- _WHAT IS REQUIRED_: Return each line of the listing that contains the string "author".

- _PROVIDED DATA_:
________________________________________

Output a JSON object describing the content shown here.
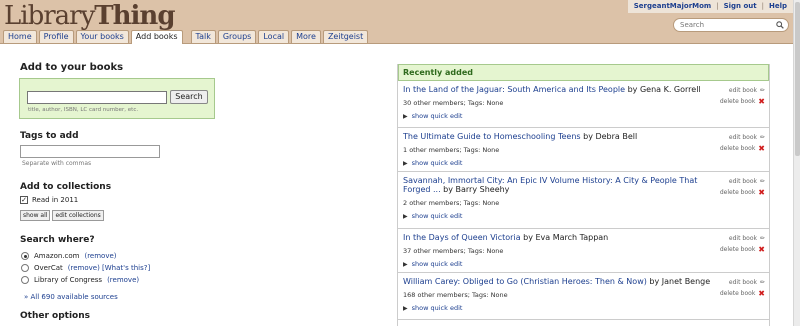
{
  "header": {
    "logo_part1": "Library",
    "logo_part2": "Thing",
    "user": "SergeantMajorMom",
    "sign_out": "Sign out",
    "help": "Help",
    "search_placeholder": "Search"
  },
  "tabs": [
    {
      "label": "Home"
    },
    {
      "label": "Profile"
    },
    {
      "label": "Your books"
    },
    {
      "label": "Add books",
      "active": true
    },
    {
      "label": "Talk"
    },
    {
      "label": "Groups"
    },
    {
      "label": "Local"
    },
    {
      "label": "More"
    },
    {
      "label": "Zeitgeist"
    }
  ],
  "left": {
    "add_title": "Add to your books",
    "search_button": "Search",
    "search_hint": "title, author, ISBN, LC card number, etc.",
    "tags_title": "Tags to add",
    "tags_note": "Separate with commas",
    "collections_title": "Add to collections",
    "collection_item": "Read in 2011",
    "show_all": "show all",
    "edit_collections": "edit collections",
    "search_where_title": "Search where?",
    "sources": [
      {
        "name": "Amazon.com",
        "extra": "(remove)",
        "selected": true
      },
      {
        "name": "OverCat",
        "extra": "(remove) [What's this?]",
        "selected": false
      },
      {
        "name": "Library of Congress",
        "extra": "(remove)",
        "selected": false
      }
    ],
    "all_sources": "» All 690 available sources",
    "other_options": "Other options"
  },
  "recent": {
    "title": "Recently added",
    "edit_label": "edit book",
    "delete_label": "delete book",
    "quick_edit_label": "show quick edit",
    "books": [
      {
        "title": "In the Land of the Jaguar: South America and Its People",
        "author": "by Gena K. Gorrell",
        "meta": "30 other members; Tags: None"
      },
      {
        "title": "The Ultimate Guide to Homeschooling Teens",
        "author": "by Debra Bell",
        "meta": "1 other members; Tags: None"
      },
      {
        "title": "Savannah, Immortal City: An Epic IV Volume History: A City & People That Forged ...",
        "author": "by Barry Sheehy",
        "meta": "2 other members; Tags: None"
      },
      {
        "title": "In the Days of Queen Victoria",
        "author": "by Eva March Tappan",
        "meta": "37 other members; Tags: None"
      },
      {
        "title": "William Carey: Obliged to Go (Christian Heroes: Then & Now)",
        "author": "by Janet Benge",
        "meta": "168 other members; Tags: None"
      }
    ]
  }
}
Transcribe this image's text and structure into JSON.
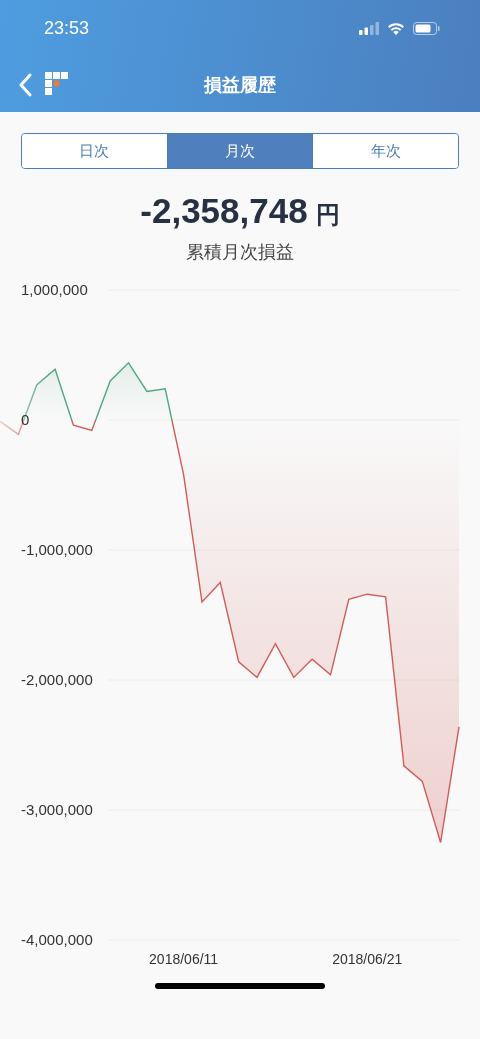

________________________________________

- _WRITTEN RESPONSE_:
    "search_hint": "title, author, ISBN, LC card number, etc.",
        "author": "by Gena K. Gorrell",
        "author": "by Debra Bell",
        "author": "by Barry Sheehy",
        "author": "by Eva March Tappan",
        "author": "by Janet Benge",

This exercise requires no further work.